**ABOUT THIS EXERCISE:** Pick out the lines in the listing below that contain the word "around" and copy them.

**PROVIDED MATERIAL:**
======

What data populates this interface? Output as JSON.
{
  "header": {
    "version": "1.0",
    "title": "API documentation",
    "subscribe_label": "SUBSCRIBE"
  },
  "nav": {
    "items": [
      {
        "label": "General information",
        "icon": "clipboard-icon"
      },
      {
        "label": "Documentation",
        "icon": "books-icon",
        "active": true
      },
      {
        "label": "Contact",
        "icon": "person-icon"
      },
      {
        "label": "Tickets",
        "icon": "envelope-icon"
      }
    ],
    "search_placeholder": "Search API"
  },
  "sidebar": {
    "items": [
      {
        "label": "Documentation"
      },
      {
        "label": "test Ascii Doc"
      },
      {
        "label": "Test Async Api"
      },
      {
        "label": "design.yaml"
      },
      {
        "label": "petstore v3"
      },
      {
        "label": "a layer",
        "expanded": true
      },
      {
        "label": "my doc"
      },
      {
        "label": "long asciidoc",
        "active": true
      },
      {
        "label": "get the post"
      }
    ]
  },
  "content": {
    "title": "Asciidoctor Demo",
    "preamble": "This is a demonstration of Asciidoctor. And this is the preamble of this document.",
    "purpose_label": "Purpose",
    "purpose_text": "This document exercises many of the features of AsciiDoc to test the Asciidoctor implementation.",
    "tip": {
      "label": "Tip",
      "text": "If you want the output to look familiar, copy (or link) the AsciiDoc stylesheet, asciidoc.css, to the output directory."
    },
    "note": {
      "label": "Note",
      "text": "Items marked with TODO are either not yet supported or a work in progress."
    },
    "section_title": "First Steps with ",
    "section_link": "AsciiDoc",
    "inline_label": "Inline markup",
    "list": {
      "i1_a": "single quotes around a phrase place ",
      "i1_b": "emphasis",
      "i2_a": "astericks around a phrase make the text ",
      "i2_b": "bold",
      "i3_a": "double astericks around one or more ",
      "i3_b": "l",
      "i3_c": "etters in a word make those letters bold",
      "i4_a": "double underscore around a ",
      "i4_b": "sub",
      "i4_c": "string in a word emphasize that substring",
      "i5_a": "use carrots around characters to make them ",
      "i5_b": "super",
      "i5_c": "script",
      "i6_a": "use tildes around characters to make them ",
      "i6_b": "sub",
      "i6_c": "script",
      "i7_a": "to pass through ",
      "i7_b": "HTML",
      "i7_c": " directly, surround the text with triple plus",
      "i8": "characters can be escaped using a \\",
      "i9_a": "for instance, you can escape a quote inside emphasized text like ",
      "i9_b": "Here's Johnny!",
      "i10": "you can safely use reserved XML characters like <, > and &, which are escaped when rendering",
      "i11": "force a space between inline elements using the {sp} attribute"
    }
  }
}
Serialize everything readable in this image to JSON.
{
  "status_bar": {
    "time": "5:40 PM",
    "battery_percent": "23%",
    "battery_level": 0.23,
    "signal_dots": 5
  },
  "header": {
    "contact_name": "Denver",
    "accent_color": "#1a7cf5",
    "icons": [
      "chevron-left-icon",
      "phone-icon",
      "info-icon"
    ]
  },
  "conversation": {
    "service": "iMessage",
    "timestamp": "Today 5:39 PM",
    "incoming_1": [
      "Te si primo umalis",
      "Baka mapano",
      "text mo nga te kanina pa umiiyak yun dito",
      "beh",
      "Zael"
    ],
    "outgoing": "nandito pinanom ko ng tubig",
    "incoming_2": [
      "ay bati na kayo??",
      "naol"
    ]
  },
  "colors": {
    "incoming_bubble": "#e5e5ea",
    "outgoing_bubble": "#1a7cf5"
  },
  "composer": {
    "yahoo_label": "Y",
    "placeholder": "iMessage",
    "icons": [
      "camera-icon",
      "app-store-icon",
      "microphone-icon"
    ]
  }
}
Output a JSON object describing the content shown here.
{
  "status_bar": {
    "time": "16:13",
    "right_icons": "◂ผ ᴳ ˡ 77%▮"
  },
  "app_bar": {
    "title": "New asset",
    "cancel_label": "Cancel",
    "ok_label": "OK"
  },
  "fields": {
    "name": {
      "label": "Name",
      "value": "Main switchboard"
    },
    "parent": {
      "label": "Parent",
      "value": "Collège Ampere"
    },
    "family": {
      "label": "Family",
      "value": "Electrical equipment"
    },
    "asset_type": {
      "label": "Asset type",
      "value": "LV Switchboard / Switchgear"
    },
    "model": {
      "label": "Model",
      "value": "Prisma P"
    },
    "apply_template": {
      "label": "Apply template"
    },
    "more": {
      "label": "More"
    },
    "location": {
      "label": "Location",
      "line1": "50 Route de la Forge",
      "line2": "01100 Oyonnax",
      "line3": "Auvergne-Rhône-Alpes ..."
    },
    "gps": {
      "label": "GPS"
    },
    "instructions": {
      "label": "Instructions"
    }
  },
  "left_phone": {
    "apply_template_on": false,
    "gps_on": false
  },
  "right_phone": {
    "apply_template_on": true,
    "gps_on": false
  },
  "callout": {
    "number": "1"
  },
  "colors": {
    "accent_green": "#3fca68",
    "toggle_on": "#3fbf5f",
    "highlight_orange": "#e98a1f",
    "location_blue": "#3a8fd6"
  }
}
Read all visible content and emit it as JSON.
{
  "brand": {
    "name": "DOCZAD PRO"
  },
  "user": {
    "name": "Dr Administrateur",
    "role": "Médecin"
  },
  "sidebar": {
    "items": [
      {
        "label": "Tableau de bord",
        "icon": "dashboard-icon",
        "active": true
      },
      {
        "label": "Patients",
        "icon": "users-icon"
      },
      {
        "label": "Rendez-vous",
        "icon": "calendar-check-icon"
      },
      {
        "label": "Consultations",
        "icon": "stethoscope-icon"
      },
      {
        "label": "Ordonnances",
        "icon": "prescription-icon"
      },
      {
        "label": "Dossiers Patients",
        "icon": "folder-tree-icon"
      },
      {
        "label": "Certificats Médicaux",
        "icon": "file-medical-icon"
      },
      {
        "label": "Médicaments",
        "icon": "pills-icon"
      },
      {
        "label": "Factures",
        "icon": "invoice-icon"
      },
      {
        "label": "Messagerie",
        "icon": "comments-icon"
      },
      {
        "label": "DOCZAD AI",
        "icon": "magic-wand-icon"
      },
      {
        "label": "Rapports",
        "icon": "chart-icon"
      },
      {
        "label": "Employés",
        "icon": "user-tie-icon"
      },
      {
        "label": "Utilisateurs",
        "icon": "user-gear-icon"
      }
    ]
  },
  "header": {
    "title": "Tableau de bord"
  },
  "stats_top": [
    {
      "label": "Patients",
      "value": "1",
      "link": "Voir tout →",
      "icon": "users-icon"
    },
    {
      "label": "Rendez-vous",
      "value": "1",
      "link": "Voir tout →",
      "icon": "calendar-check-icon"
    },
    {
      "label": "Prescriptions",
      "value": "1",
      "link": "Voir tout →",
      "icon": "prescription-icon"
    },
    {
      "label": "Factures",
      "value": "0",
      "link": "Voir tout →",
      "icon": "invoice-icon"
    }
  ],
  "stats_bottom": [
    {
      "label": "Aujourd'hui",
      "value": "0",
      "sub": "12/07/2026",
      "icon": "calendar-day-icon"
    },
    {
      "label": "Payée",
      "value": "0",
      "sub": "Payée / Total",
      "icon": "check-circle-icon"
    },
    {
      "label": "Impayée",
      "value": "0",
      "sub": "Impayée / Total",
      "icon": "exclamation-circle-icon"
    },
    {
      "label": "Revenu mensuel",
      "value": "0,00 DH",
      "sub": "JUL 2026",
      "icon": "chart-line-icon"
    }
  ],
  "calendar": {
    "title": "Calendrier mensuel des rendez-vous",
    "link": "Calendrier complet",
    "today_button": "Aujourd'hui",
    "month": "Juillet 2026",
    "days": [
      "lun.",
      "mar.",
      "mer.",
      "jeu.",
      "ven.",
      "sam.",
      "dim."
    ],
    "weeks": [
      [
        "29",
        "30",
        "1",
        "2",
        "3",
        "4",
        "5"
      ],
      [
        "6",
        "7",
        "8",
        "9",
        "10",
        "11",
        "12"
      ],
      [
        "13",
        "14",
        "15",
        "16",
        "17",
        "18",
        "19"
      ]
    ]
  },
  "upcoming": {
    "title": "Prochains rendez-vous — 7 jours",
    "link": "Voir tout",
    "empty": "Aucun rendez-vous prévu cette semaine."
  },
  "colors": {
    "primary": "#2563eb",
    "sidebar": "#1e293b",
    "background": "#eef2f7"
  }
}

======

**EXPECTED ANSWER:**
      "i1_a": "single quotes around a phrase place ",
      "i2_a": "astericks around a phrase make the text ",
      "i3_a": "double astericks around one or more ",
      "i4_a": "double underscore around a ",
      "i5_a": "use carrots around characters to make them ",
      "i6_a": "use tildes around characters to make them ",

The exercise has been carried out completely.